Start of Provided information
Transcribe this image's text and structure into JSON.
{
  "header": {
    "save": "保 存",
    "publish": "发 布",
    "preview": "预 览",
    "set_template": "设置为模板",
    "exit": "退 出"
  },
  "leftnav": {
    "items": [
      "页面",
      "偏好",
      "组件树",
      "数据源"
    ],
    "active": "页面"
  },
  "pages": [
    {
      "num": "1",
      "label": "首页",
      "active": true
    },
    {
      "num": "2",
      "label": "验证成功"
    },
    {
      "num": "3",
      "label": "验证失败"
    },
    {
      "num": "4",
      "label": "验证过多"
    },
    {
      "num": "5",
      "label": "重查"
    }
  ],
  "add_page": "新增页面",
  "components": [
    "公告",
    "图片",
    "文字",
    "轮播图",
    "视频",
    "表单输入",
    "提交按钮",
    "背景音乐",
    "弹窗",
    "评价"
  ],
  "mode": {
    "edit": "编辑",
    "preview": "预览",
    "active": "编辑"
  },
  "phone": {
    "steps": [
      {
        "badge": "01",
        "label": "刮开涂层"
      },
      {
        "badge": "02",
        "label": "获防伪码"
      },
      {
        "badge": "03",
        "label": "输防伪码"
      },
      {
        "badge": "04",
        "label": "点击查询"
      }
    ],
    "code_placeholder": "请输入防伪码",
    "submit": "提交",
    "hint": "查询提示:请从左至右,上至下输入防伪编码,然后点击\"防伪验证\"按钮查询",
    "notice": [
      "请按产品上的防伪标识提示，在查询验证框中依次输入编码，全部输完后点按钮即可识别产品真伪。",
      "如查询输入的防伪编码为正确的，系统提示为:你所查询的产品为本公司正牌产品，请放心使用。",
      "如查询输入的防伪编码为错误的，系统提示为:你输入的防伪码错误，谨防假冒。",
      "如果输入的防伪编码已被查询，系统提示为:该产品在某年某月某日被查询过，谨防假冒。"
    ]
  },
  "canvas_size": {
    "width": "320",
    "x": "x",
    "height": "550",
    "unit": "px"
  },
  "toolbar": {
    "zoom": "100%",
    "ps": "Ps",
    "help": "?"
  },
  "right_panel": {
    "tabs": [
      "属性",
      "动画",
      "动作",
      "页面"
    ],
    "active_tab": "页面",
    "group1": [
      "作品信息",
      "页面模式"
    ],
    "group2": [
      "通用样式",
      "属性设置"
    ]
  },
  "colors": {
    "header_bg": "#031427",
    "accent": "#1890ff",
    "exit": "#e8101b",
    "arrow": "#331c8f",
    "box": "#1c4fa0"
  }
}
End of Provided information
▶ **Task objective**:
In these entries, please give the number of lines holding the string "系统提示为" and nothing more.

▶ **Completed task**:
3